[[ Information provided, beginning ]]

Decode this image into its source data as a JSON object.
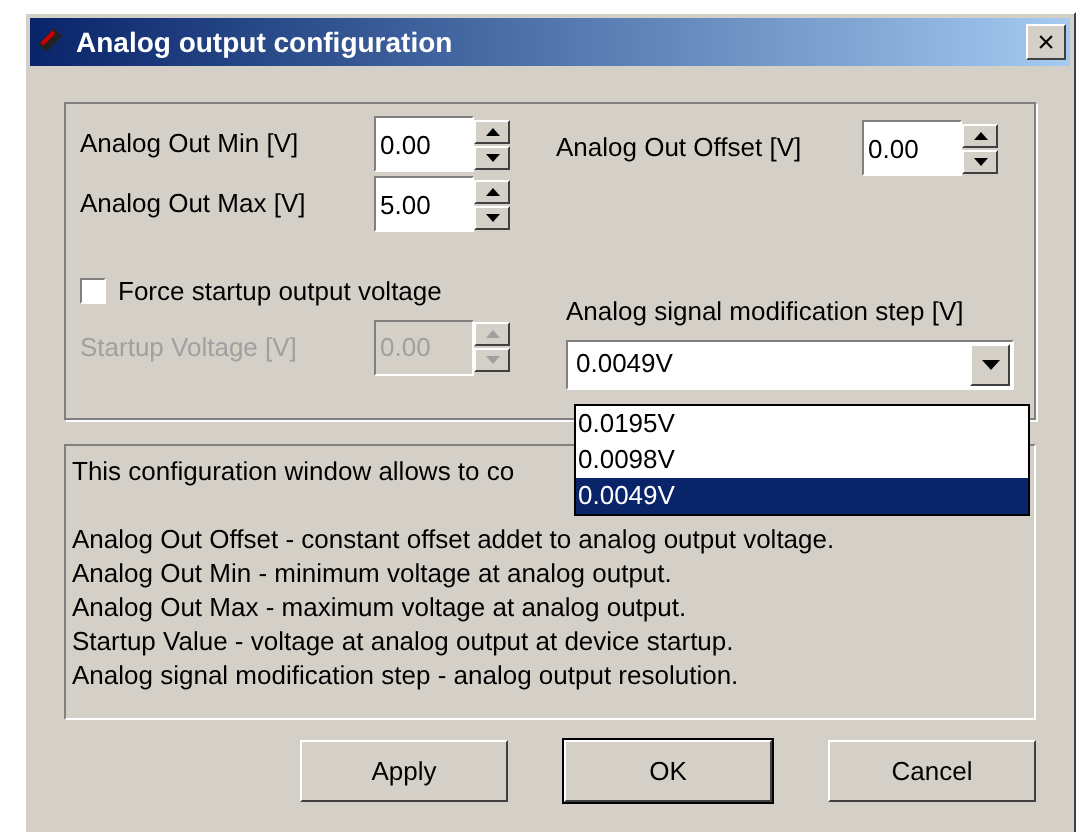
{
  "window": {
    "title": "Analog output configuration",
    "close": "×"
  },
  "fields": [
    {
      "label": "Analog Out Min [V]",
      "value": "0.00",
      "disabled": false
    },
    {
      "label": "Analog Out Max [V]",
      "value": "5.00",
      "disabled": false
    },
    {
      "label": "Analog Out Offset [V]",
      "value": "0.00",
      "disabled": false
    }
  ],
  "force_startup": {
    "label": "Force startup output voltage",
    "checked": false
  },
  "startup_voltage": {
    "label": "Startup Voltage [V]",
    "value": "0.00",
    "disabled": true
  },
  "step": {
    "label": "Analog signal modification step [V]",
    "value": "0.0049V",
    "expanded": true,
    "options": [
      {
        "label": "0.0195V",
        "selected": false
      },
      {
        "label": "0.0098V",
        "selected": false
      },
      {
        "label": "0.0049V",
        "selected": true
      }
    ]
  },
  "info": [
    "This configuration window allows to co",
    "Analog Out Offset - constant offset addet to analog output voltage.",
    "Analog Out Min - minimum voltage at analog output.",
    "Analog Out Max - maximum voltage at analog output.",
    "Startup Value - voltage at analog output at device startup.",
    "Analog signal modification step - analog output resolution."
  ],
  "buttons": [
    {
      "label": "Apply",
      "default": false
    },
    {
      "label": "OK",
      "default": true
    },
    {
      "label": "Cancel",
      "default": false
    }
  ]
}
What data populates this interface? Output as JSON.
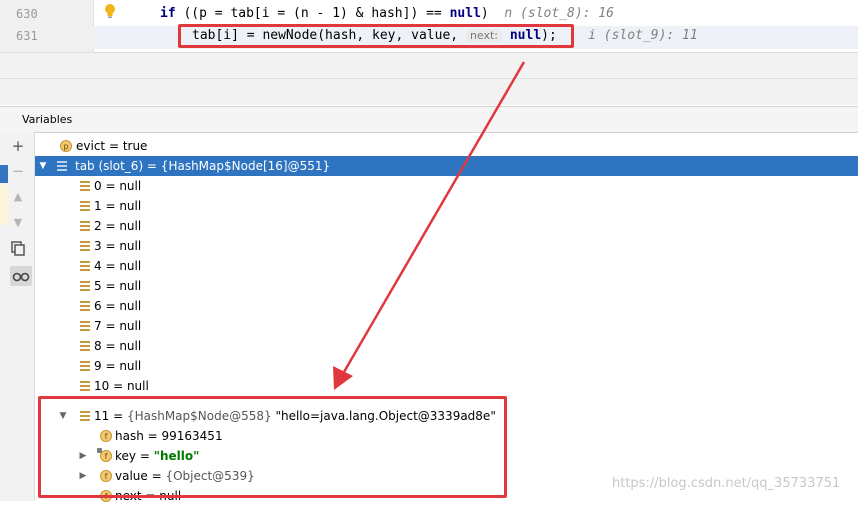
{
  "editor": {
    "lines": [
      {
        "number": "630",
        "kw": "if",
        "code": " ((p = tab[i = (n - 1) & hash]) == ",
        "kw2": "null",
        "code_end": ")",
        "hint": "n (slot_8): 16"
      },
      {
        "number": "631",
        "code": "tab[i] = newNode(hash, key, value, ",
        "inlay": "next:",
        "kw": "null",
        "code_end": ");",
        "hint": "i (slot_9): 11"
      }
    ]
  },
  "panel": {
    "title": "Variables",
    "toolbar": [
      "plus-icon",
      "minus-icon",
      "up-icon",
      "down-icon",
      "copy-icon",
      "glasses-icon"
    ]
  },
  "variables": {
    "evict": {
      "name": "evict",
      "value": "true"
    },
    "tab": {
      "label": "tab (slot_6) = {HashMap$Node[16]@551}"
    },
    "elements": [
      "0 = null",
      "1 = null",
      "2 = null",
      "3 = null",
      "4 = null",
      "5 = null",
      "6 = null",
      "7 = null",
      "8 = null",
      "9 = null",
      "10 = null"
    ],
    "node11": {
      "index": "11 = ",
      "type": "{HashMap$Node@558}",
      "value": " \"hello=java.lang.Object@3339ad8e\"",
      "fields": {
        "hash": {
          "name": "hash = ",
          "value": "99163451"
        },
        "key": {
          "name": "key = ",
          "value": "\"hello\""
        },
        "value": {
          "name": "value = ",
          "value": "{Object@539}"
        },
        "next": {
          "name": "next = ",
          "value": "null"
        }
      }
    }
  },
  "watermark": "https://blog.csdn.net/qq_35733751",
  "colors": {
    "selection": "#2f74c0",
    "annotation": "#e0383c",
    "keyword": "#000080"
  }
}
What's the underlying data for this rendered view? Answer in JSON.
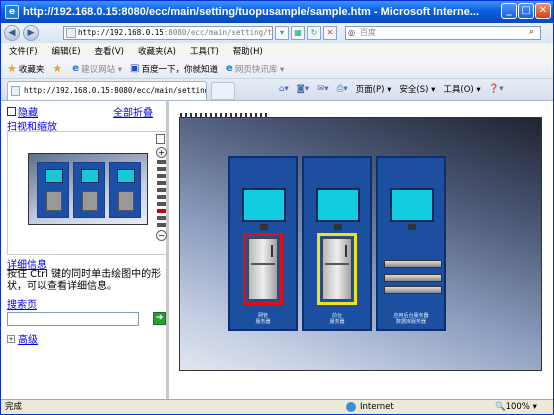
{
  "window": {
    "title": "http://192.168.0.15:8080/ecc/main/setting/tuopusample/sample.htm - Microsoft Interne...",
    "min_glyph": "_",
    "max_glyph": "□",
    "close_glyph": "✕"
  },
  "address": {
    "host": "http://192.168.0.15",
    "rest": ":8080/ecc/main/setting/tuop"
  },
  "search": {
    "placeholder": "百度"
  },
  "menu": [
    "文件(F)",
    "编辑(E)",
    "查看(V)",
    "收藏夹(A)",
    "工具(T)",
    "帮助(H)"
  ],
  "favorites": {
    "fav_label": "收藏夹",
    "suggested": "建议网站 ▾",
    "baidu": "百度一下，你就知道",
    "webslice": "网页快讯库 ▾"
  },
  "tab": {
    "label": "http://192.168.0.15:8080/ecc/main/setting..."
  },
  "commands": {
    "page": "页面(P) ▾",
    "safety": "安全(S) ▾",
    "tools": "工具(O) ▾",
    "help": "❓▾"
  },
  "left_panel": {
    "hide_label": "隐藏",
    "fold_all": "全部折叠",
    "pan_zoom": "扫视和缩放",
    "detail_title": "详细信息",
    "detail_text": "按住 Ctrl 键的同时单击绘图中的形状，可以查看详细信息。",
    "search_title": "搜索页",
    "go_glyph": "➔",
    "advanced": "高级"
  },
  "drawing": {
    "racks": [
      {
        "label": "网管\n服务器",
        "highlight": "red"
      },
      {
        "label": "前台\n服务器",
        "highlight": "yellow"
      },
      {
        "label": "应用后台服务器\n数据库服务器",
        "highlight": "none"
      }
    ]
  },
  "status": {
    "left": "完成",
    "zone": "Internet",
    "zoom": "🔍100% ▾"
  },
  "colors": {
    "title_bar": "#0a5fe0",
    "link": "#0000ee",
    "rack_blue": "#1c4fa0",
    "monitor_cyan": "#12cde0"
  }
}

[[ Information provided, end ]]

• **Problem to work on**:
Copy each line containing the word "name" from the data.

• **Answer to the problem**:
      "name": "evict",
          "name": "hash = ",
          "name": "key = ",
          "name": "value = ",
          "name": "next = ",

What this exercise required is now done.